■ WHAT THE TASK ASKS
Your response should be a copy of each line in the listing below that includes the word "username".
-------- DATA PROVIDED
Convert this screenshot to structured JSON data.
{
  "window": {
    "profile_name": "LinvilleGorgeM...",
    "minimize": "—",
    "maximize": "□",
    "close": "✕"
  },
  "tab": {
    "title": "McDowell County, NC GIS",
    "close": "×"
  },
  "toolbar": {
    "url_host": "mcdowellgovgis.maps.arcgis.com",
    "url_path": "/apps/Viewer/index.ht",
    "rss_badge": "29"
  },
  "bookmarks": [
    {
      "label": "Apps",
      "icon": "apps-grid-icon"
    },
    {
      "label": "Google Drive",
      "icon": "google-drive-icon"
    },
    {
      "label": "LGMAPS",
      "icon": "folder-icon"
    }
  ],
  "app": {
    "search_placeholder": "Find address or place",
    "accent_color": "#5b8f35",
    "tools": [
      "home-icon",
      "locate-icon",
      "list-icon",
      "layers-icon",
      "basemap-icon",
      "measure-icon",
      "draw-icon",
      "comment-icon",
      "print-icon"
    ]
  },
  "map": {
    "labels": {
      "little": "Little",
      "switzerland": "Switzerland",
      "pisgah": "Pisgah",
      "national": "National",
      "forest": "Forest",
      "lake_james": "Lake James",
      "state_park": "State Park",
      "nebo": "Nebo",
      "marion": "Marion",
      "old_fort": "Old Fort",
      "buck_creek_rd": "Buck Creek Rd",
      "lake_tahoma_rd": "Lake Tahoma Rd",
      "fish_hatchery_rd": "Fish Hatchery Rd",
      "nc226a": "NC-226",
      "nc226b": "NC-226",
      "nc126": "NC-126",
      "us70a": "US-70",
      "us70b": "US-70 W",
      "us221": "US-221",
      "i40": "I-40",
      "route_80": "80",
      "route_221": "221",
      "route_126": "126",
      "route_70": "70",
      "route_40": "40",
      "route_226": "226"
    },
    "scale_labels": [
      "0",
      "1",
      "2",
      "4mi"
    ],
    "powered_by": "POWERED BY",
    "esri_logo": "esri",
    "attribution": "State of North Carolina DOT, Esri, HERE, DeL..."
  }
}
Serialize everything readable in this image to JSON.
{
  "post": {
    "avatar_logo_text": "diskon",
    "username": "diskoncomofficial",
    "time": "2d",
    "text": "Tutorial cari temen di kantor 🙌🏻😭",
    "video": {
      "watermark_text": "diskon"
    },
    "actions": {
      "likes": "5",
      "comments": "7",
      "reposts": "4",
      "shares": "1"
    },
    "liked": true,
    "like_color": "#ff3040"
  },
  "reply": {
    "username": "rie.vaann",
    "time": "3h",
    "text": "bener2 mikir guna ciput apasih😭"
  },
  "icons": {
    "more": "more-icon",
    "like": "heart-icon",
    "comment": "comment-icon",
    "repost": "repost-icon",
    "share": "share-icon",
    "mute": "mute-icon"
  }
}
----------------
■ EXERCISE SOLUTION
    "username": "diskoncomofficial",
    "username": "rie.vaann",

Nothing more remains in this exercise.